## Your objective
Repeat the whole of the data, keeping every detail the same.

## Dataset content
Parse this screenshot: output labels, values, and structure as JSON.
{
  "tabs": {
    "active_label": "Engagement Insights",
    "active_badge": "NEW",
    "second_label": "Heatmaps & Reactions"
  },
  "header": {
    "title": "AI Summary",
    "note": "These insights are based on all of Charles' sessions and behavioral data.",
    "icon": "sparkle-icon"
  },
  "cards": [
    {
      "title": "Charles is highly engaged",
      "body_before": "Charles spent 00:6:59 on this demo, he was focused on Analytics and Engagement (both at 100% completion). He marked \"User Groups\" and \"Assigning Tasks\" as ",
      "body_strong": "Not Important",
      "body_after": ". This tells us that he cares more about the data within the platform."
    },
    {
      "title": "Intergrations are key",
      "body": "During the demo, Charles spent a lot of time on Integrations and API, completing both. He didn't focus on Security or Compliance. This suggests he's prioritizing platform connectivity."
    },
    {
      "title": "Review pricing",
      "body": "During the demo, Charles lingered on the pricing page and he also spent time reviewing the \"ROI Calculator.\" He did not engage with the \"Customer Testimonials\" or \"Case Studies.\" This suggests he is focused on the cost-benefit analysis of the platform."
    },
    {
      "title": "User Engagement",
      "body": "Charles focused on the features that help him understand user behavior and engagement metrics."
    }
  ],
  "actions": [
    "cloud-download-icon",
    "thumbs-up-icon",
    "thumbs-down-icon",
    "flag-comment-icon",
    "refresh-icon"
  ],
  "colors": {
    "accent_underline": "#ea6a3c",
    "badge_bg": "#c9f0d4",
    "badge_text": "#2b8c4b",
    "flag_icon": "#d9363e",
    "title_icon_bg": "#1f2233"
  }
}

## Output of the task
Parse this screenshot: output labels, values, and structure as JSON.
{
  "tabs": {
    "active_label": "Engagement Insights",
    "active_badge": "NEW",
    "second_label": "Heatmaps & Reactions"
  },
  "header": {
    "title": "AI Summary",
    "note": "These insights are based on all of Charles' sessions and behavioral data.",
    "icon": "sparkle-icon"
  },
  "cards": [
    {
      "title": "Charles is highly engaged",
      "body_before": "Charles spent 00:6:59 on this demo, he was focused on Analytics and Engagement (both at 100% completion). He marked \"User Groups\" and \"Assigning Tasks\" as ",
      "body_strong": "Not Important",
      "body_after": ". This tells us that he cares more about the data within the platform."
    },
    {
      "title": "Intergrations are key",
      "body": "During the demo, Charles spent a lot of time on Integrations and API, completing both. He didn't focus on Security or Compliance. This suggests he's prioritizing platform connectivity."
    },
    {
      "title": "Review pricing",
      "body": "During the demo, Charles lingered on the pricing page and he also spent time reviewing the \"ROI Calculator.\" He did not engage with the \"Customer Testimonials\" or \"Case Studies.\" This suggests he is focused on the cost-benefit analysis of the platform."
    },
    {
      "title": "User Engagement",
      "body": "Charles focused on the features that help him understand user behavior and engagement metrics."
    }
  ],
  "actions": [
    "cloud-download-icon",
    "thumbs-up-icon",
    "thumbs-down-icon",
    "flag-comment-icon",
    "refresh-icon"
  ],
  "colors": {
    "accent_underline": "#ea6a3c",
    "badge_bg": "#c9f0d4",
    "badge_text": "#2b8c4b",
    "flag_icon": "#d9363e",
    "title_icon_bg": "#1f2233"
  }
}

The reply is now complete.